Lindsay Williams

Walking around Vanderbilt’s campus on Wednesday, November 9th felt like being at a funeral. Students walked slowly with hunched shoulders, and many eyes were filled with tears in reaction to what many thought was impossible: Donald Trump being elected president. That evening, many Vanderbilt students turned to an unlikely source for solace and answers: Daveed Diggs, the famous rapper who starred as Thomas Jefferson in the hit Broadway musical “Hamilton.”

Diggs is known for his work on “Hamilton: An American Musical,” which opened on Broadway in August 2015. In July, however, Diggs retired from Hamilton. The actor now works as a recurring cast member in ABC’s “Blackish” and performs with his rap band Clipping. On the night of November 9th, Diggs spoke and answered questions from students in Vanderbilt’s Langford Auditorium.

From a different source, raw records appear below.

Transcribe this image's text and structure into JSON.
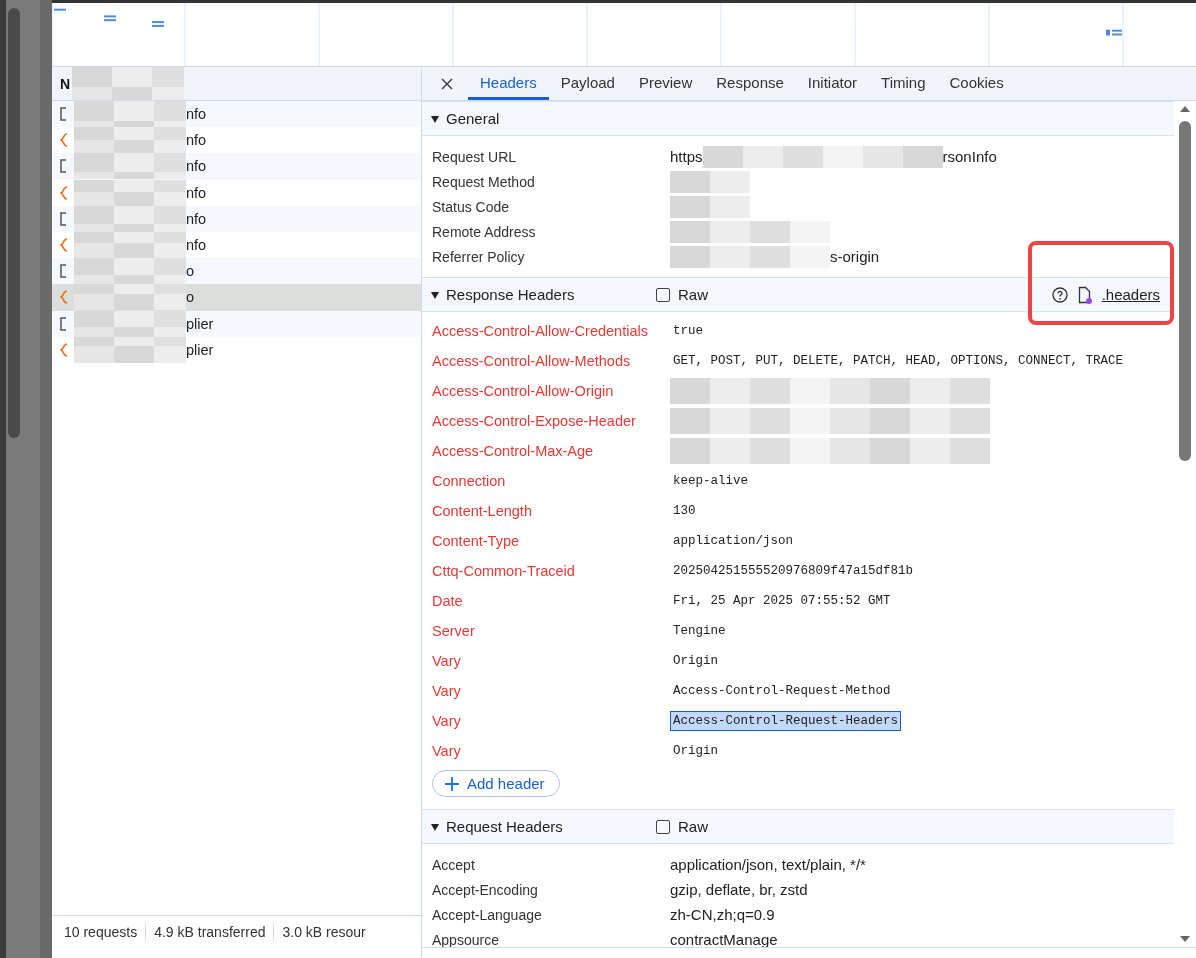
{
  "requests": {
    "column_1": "N",
    "rows": [
      {
        "name": "nfo",
        "kind": "document",
        "selected": false
      },
      {
        "name": "nfo",
        "kind": "fetch",
        "selected": false
      },
      {
        "name": "nfo",
        "kind": "document",
        "selected": false
      },
      {
        "name": "nfo",
        "kind": "fetch",
        "selected": false
      },
      {
        "name": "nfo",
        "kind": "document",
        "selected": false
      },
      {
        "name": "nfo",
        "kind": "fetch",
        "selected": false
      },
      {
        "name": "o",
        "kind": "document",
        "selected": false
      },
      {
        "name": "o",
        "kind": "fetch",
        "selected": true
      },
      {
        "name": "plier",
        "kind": "document",
        "selected": false
      },
      {
        "name": "plier",
        "kind": "fetch",
        "selected": false
      }
    ],
    "status_bar": [
      "10 requests",
      "4.9 kB transferred",
      "3.0 kB resour"
    ]
  },
  "details": {
    "tabs": [
      {
        "label": "Headers",
        "selected": true
      },
      {
        "label": "Payload",
        "selected": false
      },
      {
        "label": "Preview",
        "selected": false
      },
      {
        "label": "Response",
        "selected": false
      },
      {
        "label": "Initiator",
        "selected": false
      },
      {
        "label": "Timing",
        "selected": false
      },
      {
        "label": "Cookies",
        "selected": false
      }
    ],
    "general": {
      "title": "General",
      "expanded": true,
      "rows": [
        {
          "name": "Request URL",
          "parts": [
            {
              "kind": "text",
              "text": "https"
            },
            {
              "kind": "redacted"
            },
            {
              "kind": "text",
              "text": "rsonInfo"
            }
          ]
        },
        {
          "name": "Request Method",
          "parts": [
            {
              "kind": "redacted"
            }
          ]
        },
        {
          "name": "Status Code",
          "parts": [
            {
              "kind": "redacted"
            }
          ]
        },
        {
          "name": "Remote Address",
          "parts": [
            {
              "kind": "redacted"
            }
          ]
        },
        {
          "name": "Referrer Policy",
          "parts": [
            {
              "kind": "redacted"
            },
            {
              "kind": "text",
              "text": "s-origin"
            }
          ]
        }
      ]
    },
    "response_headers": {
      "title": "Response Headers",
      "expanded": true,
      "raw": {
        "label": "Raw",
        "checked": false
      },
      "link": ".headers",
      "annotated": true,
      "add_button": "Add header",
      "rows": [
        {
          "name": "Access-Control-Allow-Credentials",
          "value": "true",
          "redacted": false,
          "selected": false
        },
        {
          "name": "Access-Control-Allow-Methods",
          "value": "GET, POST, PUT, DELETE, PATCH, HEAD, OPTIONS, CONNECT, TRACE",
          "redacted": false,
          "selected": false
        },
        {
          "name": "Access-Control-Allow-Origin",
          "redacted": true,
          "selected": false
        },
        {
          "name": "Access-Control-Expose-Header",
          "redacted": true,
          "selected": false
        },
        {
          "name": "Access-Control-Max-Age",
          "redacted": true,
          "selected": false
        },
        {
          "name": "Connection",
          "value": "keep-alive",
          "redacted": false,
          "selected": false
        },
        {
          "name": "Content-Length",
          "value": "130",
          "redacted": false,
          "selected": false
        },
        {
          "name": "Content-Type",
          "value": "application/json",
          "redacted": false,
          "selected": false
        },
        {
          "name": "Cttq-Common-Traceid",
          "value": "202504251555520976809f47a15df81b",
          "redacted": false,
          "selected": false
        },
        {
          "name": "Date",
          "value": "Fri, 25 Apr 2025 07:55:52 GMT",
          "redacted": false,
          "selected": false
        },
        {
          "name": "Server",
          "value": "Tengine",
          "redacted": false,
          "selected": false
        },
        {
          "name": "Vary",
          "value": "Origin",
          "redacted": false,
          "selected": false
        },
        {
          "name": "Vary",
          "value": "Access-Control-Request-Method",
          "redacted": false,
          "selected": false
        },
        {
          "name": "Vary",
          "value": "Access-Control-Request-Headers",
          "redacted": false,
          "selected": true
        },
        {
          "name": "Vary",
          "value": "Origin",
          "redacted": false,
          "selected": false
        }
      ]
    },
    "request_headers": {
      "title": "Request Headers",
      "expanded": true,
      "raw": {
        "label": "Raw",
        "checked": false
      },
      "rows": [
        {
          "name": "Accept",
          "value": "application/json, text/plain, */*"
        },
        {
          "name": "Accept-Encoding",
          "value": "gzip, deflate, br, zstd"
        },
        {
          "name": "Accept-Language",
          "value": "zh-CN,zh;q=0.9"
        },
        {
          "name": "Appsource",
          "value": "contractManage"
        }
      ]
    }
  }
}
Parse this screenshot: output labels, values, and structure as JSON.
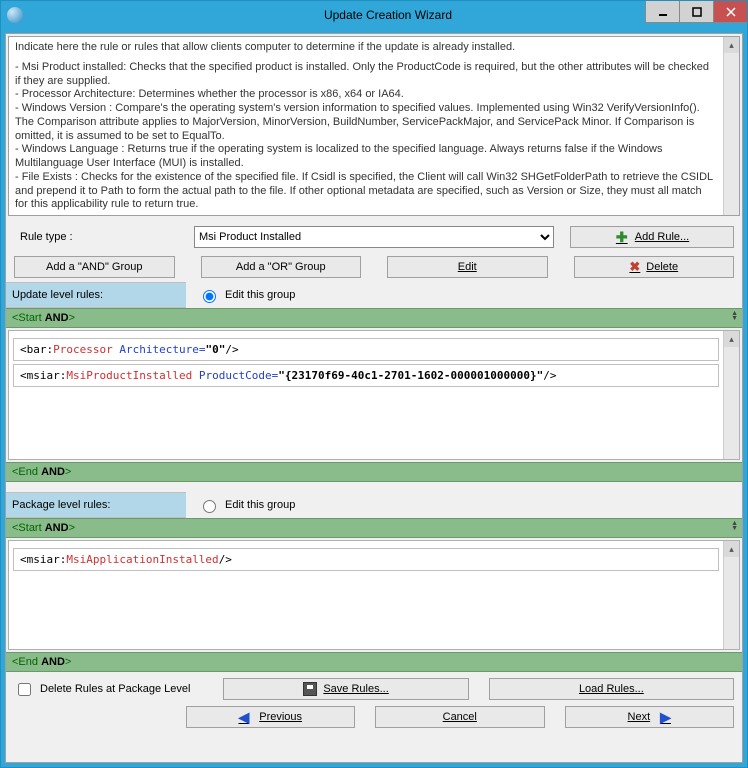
{
  "title": "Update Creation Wizard",
  "help": {
    "intro": "Indicate here the rule or rules that allow clients computer to determine if the update is already installed.",
    "msi": " - Msi Product installed: Checks that the specified product is installed. Only the ProductCode is required, but the other attributes will be checked if they are supplied.",
    "proc": " - Processor Architecture: Determines whether the processor is x86, x64 or IA64.",
    "winver": " - Windows Version : Compare's the operating system's version information to specified values.  Implemented using Win32 VerifyVersionInfo().  The Comparison attribute applies to MajorVersion, MinorVersion, BuildNumber, ServicePackMajor, and ServicePack Minor.  If Comparison is omitted, it is assumed to be set to EqualTo.",
    "winlang": " - Windows Language : Returns true if the operating system is localized to the specified language.  Always returns false if the Windows Multilanguage User Interface (MUI) is installed.",
    "fileexists": " - File Exists : Checks for the existence of the specified file.  If Csidl is specified, the Client will call Win32 SHGetFolderPath to retrieve the CSIDL and prepend it to Path to form the actual path to the file. If other optional metadata are specified, such as Version or Size, they must all match for this applicability rule to return true."
  },
  "ruleTypeLabel": "Rule type :",
  "ruleTypeValue": "Msi Product Installed",
  "buttons": {
    "addRule": "Add Rule...",
    "addAnd": "Add a \"AND\" Group",
    "addOr": "Add a \"OR\" Group",
    "edit": "Edit",
    "delete": "Delete",
    "saveRules": "Save Rules...",
    "loadRules": "Load Rules...",
    "previous": "Previous",
    "cancel": "Cancel",
    "next": "Next"
  },
  "sections": {
    "updateLevel": "Update level rules:",
    "packageLevel": "Package level rules:",
    "editThisGroup": "Edit this group",
    "startAnd": "<Start AND>",
    "endAnd": "<End AND>"
  },
  "rules": {
    "proc_tag": "<bar:",
    "proc_name": "Processor",
    "proc_attr": " Architecture=",
    "proc_val": "\"0\"",
    "proc_close": "/>",
    "msi_tag": "<msiar:",
    "msi_name": "MsiProductInstalled",
    "msi_attr": " ProductCode=",
    "msi_val": "\"{23170f69-40c1-2701-1602-000001000000}\"",
    "msi_close": "/>",
    "app_tag": "<msiar:",
    "app_name": "MsiApplicationInstalled",
    "app_close": "/>"
  },
  "deleteRulesAtPkg": "Delete Rules at Package Level"
}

In his conversation with Vanderbilt students, Diggs spoke to the problems of division and hate in this country. He spoke of his own election night experience, during which he left a watch party early after realizing how close the election was going to be. After the election results were revealed, Diggs, like the majority of the nation, was surprised. However, the actor emphasized that, to him, the problem was not who won the election but rather how Americans were failing to listen to each other’s concerns and come together to solve them. As Diggs described, “Policy affects us slowly; it doesn’t affect us every day as we walk out our door. But this divisiveness between us and our neighbor does.”

Many members of the Vanderbilt community feel the sting of the election’s outcome, but Diggs brought some context to that feeling. His message was that, while it may seem to some that things could not be worse, we should be hopeful and active in using our voices in whatever ways we can. Students found comfort in his message. As Vanderbilt University Speakers Committee member Sahar Abdullah stated, “I believe his words provided a great deal of assurance to the Vanderbilt community that we are all members of one community and we must continue to work together to resolve differences.”

For a brief moment, Diggs brought peace to the minds of Vanderbilt Students. “I thought he did a great job of making political activism tangible. He really emphasized the power we have by simply doing. Whether that be in theater or screen writing, it all has an impact in the community we want to live in,” sophomore Jennifer Pema said. One can only hope that Digg’s wisdom reverberates throughout Vanderbilt so that our community may heal the divides on our campus and in our country.